> Task details: Across all the entries below, count each line that holds "text" and report the figure only.

> Material for this exercise:
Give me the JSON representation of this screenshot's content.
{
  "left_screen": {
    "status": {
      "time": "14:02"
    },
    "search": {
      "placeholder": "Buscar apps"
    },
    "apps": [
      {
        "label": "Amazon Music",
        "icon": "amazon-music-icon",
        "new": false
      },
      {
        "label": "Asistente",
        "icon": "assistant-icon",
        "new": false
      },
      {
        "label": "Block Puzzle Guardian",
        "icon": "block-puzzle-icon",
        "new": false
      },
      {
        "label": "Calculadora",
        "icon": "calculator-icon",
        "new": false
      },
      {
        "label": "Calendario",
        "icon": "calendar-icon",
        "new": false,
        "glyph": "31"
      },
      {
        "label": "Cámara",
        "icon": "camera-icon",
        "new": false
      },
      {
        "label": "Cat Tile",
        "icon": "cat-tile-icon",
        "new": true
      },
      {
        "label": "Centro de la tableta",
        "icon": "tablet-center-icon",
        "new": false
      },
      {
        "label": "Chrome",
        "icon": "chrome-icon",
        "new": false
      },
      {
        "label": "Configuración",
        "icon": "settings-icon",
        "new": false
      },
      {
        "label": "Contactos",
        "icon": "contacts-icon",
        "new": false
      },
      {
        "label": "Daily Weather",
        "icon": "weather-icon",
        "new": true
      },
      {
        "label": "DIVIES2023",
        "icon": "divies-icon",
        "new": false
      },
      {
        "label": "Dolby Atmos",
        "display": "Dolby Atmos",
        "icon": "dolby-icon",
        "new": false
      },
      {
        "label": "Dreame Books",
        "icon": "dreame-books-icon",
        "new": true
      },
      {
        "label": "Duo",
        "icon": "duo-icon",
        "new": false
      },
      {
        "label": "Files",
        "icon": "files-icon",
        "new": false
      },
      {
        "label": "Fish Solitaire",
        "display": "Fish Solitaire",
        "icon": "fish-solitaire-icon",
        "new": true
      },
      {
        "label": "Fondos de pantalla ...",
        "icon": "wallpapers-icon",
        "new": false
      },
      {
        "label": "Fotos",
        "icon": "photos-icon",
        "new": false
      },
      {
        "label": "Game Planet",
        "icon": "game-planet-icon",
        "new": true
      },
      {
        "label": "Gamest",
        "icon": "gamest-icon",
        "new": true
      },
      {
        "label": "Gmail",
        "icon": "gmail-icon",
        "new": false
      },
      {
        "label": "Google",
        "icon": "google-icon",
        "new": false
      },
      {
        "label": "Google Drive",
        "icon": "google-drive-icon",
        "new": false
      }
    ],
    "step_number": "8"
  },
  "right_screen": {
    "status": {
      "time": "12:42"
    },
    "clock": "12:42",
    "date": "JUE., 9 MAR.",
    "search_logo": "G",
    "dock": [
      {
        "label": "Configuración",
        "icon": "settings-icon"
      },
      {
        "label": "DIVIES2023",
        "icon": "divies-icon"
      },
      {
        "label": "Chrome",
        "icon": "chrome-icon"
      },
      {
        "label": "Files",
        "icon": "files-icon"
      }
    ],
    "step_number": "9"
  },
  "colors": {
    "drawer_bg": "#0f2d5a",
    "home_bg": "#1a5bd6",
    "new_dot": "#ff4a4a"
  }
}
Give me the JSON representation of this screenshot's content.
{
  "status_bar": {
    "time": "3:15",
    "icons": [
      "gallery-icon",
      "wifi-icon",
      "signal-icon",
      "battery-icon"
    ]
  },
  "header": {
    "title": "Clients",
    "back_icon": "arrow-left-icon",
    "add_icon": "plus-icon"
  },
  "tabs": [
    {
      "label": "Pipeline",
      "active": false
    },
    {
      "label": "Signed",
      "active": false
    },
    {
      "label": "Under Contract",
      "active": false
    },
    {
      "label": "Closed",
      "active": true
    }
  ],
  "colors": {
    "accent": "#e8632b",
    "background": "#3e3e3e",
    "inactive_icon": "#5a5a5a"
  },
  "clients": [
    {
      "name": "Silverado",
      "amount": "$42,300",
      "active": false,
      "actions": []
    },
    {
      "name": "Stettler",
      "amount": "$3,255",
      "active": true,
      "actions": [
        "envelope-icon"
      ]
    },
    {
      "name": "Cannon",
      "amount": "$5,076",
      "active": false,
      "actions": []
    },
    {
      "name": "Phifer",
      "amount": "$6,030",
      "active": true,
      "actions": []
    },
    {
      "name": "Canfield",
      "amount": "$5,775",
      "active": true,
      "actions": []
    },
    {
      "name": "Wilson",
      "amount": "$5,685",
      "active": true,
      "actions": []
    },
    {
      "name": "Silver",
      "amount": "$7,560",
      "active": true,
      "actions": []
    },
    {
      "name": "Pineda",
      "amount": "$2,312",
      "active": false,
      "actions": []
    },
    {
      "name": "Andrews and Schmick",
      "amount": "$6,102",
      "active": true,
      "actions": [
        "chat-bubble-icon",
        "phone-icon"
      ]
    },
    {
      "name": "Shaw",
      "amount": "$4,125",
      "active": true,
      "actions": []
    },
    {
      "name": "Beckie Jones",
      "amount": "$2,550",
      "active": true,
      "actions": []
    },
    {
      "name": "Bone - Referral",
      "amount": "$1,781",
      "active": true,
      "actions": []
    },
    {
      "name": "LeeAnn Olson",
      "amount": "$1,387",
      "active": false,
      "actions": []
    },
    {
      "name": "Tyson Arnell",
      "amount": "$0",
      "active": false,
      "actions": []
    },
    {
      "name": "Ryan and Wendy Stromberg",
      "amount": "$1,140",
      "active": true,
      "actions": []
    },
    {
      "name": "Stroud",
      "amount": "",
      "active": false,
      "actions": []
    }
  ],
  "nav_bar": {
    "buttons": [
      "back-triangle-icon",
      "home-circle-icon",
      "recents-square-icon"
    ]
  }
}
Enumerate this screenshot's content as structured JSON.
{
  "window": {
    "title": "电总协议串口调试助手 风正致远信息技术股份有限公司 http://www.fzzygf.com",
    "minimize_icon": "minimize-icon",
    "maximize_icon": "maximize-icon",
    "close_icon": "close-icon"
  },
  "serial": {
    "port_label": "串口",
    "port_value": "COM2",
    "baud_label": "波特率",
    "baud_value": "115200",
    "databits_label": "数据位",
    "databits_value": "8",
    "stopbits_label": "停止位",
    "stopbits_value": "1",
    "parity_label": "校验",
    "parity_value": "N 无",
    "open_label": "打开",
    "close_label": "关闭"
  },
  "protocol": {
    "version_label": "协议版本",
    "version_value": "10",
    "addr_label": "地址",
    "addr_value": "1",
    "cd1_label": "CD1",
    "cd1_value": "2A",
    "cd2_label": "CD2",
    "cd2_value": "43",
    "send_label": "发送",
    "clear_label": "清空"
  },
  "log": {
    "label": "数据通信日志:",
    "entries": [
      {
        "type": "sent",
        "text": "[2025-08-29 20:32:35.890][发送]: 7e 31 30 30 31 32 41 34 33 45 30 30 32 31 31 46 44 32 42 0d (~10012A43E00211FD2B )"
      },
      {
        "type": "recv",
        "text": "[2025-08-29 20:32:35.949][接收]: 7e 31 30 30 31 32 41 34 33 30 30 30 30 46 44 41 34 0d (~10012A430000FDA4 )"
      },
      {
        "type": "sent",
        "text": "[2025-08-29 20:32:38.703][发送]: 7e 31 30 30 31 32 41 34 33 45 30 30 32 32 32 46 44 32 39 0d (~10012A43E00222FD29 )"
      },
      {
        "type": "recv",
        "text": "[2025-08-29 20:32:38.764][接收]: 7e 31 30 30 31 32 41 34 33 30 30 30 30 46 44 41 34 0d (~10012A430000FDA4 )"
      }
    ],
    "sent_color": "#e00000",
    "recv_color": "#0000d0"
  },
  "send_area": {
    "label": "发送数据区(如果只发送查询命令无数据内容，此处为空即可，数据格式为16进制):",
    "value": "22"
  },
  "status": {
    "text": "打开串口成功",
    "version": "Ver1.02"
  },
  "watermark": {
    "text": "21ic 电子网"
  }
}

> Exercise solution: 6